┌────────
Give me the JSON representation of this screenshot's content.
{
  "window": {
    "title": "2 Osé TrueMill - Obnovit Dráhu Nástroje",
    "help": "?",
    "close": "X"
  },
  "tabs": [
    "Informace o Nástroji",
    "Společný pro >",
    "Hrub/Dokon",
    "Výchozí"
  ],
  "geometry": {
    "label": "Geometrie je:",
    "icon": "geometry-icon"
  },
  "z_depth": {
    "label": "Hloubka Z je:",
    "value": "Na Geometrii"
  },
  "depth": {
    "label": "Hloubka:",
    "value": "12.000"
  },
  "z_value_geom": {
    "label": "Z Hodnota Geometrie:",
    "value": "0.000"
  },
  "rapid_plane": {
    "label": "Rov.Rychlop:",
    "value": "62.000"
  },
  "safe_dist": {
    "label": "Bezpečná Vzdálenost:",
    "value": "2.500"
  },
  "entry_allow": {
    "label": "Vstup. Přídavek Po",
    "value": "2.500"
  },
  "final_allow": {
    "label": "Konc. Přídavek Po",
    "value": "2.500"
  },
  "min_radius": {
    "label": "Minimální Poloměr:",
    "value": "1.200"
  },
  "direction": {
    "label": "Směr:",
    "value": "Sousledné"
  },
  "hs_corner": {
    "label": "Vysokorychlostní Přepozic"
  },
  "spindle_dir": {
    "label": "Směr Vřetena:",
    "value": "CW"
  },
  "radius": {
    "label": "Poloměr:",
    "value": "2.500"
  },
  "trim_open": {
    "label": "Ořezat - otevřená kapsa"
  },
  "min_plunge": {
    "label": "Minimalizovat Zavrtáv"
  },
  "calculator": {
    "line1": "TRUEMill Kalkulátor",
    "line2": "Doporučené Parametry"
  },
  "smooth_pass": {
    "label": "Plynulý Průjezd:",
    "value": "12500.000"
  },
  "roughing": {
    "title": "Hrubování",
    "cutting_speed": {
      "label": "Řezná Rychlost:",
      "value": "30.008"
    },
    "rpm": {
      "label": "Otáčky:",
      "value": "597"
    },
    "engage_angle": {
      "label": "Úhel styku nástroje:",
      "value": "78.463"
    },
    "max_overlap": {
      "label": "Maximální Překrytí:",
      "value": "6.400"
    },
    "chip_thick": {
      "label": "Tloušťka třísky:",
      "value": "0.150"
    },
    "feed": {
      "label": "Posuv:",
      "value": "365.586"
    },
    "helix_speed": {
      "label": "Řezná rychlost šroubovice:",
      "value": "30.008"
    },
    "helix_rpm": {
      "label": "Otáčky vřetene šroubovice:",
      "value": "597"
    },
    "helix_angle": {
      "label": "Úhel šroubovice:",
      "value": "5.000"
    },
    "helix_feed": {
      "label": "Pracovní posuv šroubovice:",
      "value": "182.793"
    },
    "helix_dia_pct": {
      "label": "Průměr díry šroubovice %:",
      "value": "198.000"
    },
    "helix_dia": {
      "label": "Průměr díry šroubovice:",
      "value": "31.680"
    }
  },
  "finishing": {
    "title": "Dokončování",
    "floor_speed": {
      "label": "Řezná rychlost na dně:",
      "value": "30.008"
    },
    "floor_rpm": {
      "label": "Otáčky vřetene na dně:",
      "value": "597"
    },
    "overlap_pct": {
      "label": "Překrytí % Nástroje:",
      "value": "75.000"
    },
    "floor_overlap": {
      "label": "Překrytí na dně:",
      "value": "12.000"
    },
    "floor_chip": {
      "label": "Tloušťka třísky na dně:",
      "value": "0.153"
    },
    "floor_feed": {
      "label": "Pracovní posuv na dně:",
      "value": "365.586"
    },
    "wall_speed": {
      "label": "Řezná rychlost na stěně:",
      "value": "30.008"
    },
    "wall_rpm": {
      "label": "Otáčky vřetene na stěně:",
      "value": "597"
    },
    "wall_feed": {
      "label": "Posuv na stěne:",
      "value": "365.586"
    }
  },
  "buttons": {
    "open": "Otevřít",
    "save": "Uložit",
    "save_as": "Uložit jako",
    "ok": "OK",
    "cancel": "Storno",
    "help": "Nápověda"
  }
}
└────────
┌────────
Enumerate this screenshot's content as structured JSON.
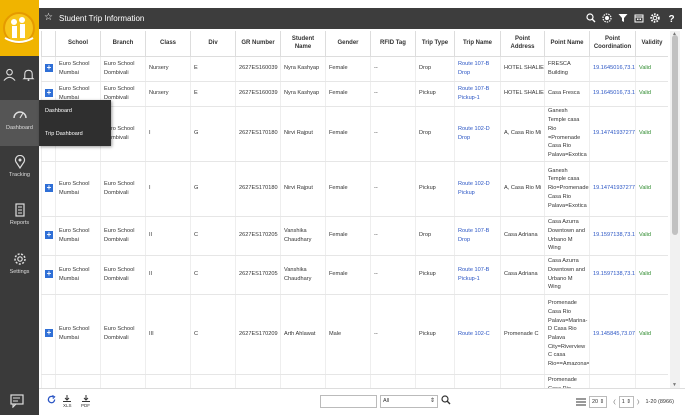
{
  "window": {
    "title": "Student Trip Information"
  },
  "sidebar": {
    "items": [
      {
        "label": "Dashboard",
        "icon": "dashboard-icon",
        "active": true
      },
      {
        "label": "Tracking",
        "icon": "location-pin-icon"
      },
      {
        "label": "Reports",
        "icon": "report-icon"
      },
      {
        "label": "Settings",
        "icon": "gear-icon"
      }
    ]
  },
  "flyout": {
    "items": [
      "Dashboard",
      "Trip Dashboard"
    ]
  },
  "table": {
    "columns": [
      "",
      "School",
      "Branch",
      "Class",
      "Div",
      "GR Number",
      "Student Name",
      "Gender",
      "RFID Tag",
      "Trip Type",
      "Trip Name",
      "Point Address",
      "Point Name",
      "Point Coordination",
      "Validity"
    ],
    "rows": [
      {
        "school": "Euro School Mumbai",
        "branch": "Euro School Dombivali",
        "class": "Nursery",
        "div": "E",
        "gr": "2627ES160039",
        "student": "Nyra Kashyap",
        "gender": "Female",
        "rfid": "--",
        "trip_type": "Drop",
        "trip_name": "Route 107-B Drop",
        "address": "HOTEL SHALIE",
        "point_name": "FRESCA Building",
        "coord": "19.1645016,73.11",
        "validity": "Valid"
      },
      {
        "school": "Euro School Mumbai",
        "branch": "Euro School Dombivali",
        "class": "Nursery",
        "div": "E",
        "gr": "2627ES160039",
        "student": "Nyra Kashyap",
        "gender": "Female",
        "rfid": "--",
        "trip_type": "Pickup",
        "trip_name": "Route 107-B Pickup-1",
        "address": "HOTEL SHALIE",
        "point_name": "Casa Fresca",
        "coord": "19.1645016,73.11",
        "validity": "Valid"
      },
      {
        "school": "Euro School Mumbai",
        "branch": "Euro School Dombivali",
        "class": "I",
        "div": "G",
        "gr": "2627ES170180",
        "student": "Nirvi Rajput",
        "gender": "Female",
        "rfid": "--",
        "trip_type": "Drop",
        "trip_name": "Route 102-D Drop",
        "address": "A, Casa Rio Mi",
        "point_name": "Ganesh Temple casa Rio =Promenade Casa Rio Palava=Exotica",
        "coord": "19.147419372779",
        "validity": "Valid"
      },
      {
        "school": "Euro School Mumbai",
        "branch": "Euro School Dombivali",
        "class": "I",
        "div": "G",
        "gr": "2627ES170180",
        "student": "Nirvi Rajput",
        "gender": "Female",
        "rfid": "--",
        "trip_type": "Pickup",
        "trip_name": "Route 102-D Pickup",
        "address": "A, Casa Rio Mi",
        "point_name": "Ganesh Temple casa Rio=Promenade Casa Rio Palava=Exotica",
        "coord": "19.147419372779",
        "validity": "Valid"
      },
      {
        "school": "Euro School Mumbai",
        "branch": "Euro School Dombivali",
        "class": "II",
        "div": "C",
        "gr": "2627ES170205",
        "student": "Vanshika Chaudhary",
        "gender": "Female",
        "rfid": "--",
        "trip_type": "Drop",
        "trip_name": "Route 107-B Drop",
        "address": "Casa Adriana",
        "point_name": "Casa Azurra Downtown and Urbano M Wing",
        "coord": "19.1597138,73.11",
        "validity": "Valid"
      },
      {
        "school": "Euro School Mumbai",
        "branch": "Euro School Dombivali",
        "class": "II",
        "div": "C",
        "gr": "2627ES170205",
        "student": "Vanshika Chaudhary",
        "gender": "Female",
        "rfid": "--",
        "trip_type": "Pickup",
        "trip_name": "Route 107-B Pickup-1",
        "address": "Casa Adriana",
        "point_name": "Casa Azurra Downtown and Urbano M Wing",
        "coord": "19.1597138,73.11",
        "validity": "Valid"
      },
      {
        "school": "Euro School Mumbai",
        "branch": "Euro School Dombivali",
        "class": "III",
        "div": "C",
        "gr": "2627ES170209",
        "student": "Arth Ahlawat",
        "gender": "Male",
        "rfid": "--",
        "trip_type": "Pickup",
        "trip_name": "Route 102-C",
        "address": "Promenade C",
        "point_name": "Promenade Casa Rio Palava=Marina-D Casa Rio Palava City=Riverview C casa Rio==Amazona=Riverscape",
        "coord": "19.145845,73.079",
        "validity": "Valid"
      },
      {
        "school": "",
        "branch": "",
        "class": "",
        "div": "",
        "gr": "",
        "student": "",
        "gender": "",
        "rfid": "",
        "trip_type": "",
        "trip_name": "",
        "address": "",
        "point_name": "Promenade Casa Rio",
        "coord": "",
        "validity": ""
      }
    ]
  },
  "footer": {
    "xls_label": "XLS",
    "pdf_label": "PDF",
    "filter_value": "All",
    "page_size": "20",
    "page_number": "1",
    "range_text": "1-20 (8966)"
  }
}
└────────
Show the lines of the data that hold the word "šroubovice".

RESPONSE AREA:
      "label": "Řezná rychlost šroubovice:",
      "label": "Otáčky vřetene šroubovice:",
      "label": "Úhel šroubovice:",
      "label": "Pracovní posuv šroubovice:",
      "label": "Průměr díry šroubovice %:",
      "label": "Průměr díry šroubovice:",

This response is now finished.